Share story

BRANSON, Mo. (AP) — A Missouri museum is telling the story of the inventor of the wide-eyed iconic Kewpie doll in a new exhibit.

The exhibit on Rose O’Neill, who also was an author, illustrator and suffragist, opened last week and remains on display through Aug. 5 at the Springfield Art Museum. It includes 150 objects, including illustrations, paintings and drawings, The Joplin Globe reports .

“Each of these pursuits are rooted in the singular mind of Rose O’Neill — a woman who created a life on her own terms with sheer will, determination and creative talent,” curator Sarah Buhr said. “The ability to pursue all of her interests, in spite of the strict social rules placed upon women at the turn of the century, is perhaps the most fascinating story of them all.”

O’Neill created the Kewpies, based on the word “cupid,” in 1909 in her studio near Branson, and the illustrations appeared in a women’s magazine. A German factory made the first dolls in 1912, and they quickly became a global sensation.

“She has a lot of fans out there — many are Kewpie fans or fans of her illustrations,” Buhr said. “This (exhibit) is uniting all of those different parts of her life to present her life as a whole.”

O’Neill got her start at age 13, when she won an Omaha World Herald drawing contest. In 1893, at age 19, she moved with a portfolio of 60 illustrations to New York City, submitting drawings to popular magazines and getting hired three years later as the first woman illustrator for the national humor magazine Puck. Over the course of five years, she produced more than 700 illustrations. She also was an author, publishing four novels, a poet and a fine artist, exhibiting at the Salon des Beaux Arts in Paris.

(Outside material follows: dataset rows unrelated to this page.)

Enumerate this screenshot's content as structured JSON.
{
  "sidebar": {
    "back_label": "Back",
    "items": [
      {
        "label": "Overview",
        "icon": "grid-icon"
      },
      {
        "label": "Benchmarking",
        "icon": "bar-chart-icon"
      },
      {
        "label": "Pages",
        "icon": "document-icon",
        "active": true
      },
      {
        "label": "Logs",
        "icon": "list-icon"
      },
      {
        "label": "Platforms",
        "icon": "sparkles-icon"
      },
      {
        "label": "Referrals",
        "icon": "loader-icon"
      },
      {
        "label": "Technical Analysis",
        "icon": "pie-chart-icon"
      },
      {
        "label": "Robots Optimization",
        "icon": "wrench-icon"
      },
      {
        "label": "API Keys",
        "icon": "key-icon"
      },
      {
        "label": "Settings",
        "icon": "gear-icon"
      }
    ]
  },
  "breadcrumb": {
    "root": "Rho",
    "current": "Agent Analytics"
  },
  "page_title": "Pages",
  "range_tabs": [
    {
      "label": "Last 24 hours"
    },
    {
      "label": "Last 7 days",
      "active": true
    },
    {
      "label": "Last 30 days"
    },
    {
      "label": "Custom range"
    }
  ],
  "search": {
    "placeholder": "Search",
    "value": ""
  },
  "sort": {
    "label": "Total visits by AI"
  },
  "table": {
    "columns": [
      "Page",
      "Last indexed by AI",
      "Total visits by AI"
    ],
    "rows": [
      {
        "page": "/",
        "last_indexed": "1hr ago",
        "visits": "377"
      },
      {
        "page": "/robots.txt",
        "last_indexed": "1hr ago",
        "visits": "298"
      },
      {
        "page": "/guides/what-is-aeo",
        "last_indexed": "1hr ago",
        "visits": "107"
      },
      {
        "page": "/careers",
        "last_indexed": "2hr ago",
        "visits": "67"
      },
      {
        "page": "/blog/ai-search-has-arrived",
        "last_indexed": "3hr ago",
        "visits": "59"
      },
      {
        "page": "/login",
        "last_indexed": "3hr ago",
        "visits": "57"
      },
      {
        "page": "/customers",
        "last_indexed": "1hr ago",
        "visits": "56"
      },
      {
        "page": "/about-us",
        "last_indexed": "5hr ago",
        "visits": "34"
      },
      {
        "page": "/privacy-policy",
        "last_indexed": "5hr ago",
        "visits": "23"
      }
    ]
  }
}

Several of O’Neill’s original Kewpie illustrations are on display in the third gallery, which also features a collection of Kewpie-themed items, including a hat pin, radiator cap, plush doll and porcelain plate.

In her personal life, the twice-divorced O’Neill was a staunch supporter of women’s suffrage, participating in rallies, writing newspaper articles and using her illustrations to advocate women’s rights.

“I was really surprised to find out how progressive she was,” Buhr said. “It shows back in the 1910s the things she was fight for — for women’s equality — aren’t completely achieved yet, and I think she would be out there fighting. In some ways, she sort of paved the way for some of these conversations.”


Information from: The Joplin (Mo.) Globe,